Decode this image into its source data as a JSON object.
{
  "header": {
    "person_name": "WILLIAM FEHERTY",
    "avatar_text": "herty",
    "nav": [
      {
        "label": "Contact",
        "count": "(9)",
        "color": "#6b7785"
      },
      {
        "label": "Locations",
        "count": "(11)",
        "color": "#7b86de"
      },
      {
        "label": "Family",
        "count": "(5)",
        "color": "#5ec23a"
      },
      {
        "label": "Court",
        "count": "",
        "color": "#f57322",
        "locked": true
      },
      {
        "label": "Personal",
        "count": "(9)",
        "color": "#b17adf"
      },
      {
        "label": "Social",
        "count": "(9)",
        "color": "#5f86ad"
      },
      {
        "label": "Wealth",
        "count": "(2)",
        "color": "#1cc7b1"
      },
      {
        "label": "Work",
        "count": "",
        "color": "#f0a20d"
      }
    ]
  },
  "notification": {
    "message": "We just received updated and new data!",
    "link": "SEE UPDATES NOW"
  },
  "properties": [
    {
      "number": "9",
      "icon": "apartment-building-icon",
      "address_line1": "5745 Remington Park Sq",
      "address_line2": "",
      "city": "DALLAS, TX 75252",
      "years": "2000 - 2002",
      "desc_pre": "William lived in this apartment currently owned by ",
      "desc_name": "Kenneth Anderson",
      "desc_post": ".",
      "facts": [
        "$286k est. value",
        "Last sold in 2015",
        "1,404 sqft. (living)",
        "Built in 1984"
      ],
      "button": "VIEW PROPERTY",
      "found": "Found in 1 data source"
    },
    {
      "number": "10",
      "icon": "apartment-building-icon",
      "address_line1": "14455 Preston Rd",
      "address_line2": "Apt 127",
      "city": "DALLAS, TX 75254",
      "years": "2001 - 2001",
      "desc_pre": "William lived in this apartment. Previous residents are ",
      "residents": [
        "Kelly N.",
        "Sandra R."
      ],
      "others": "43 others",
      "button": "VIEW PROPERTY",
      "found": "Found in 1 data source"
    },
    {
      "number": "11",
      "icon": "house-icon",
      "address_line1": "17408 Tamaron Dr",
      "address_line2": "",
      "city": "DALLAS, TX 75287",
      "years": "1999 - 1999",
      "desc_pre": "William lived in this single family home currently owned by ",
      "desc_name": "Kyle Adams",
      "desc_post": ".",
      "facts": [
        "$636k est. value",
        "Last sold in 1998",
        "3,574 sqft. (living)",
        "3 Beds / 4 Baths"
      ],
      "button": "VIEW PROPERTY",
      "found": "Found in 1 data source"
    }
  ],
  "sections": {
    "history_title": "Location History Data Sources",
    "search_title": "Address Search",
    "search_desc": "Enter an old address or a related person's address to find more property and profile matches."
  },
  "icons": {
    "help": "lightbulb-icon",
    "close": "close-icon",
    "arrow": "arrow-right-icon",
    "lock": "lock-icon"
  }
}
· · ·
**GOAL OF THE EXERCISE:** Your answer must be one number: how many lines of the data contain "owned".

**TASK OUTPUT:** 2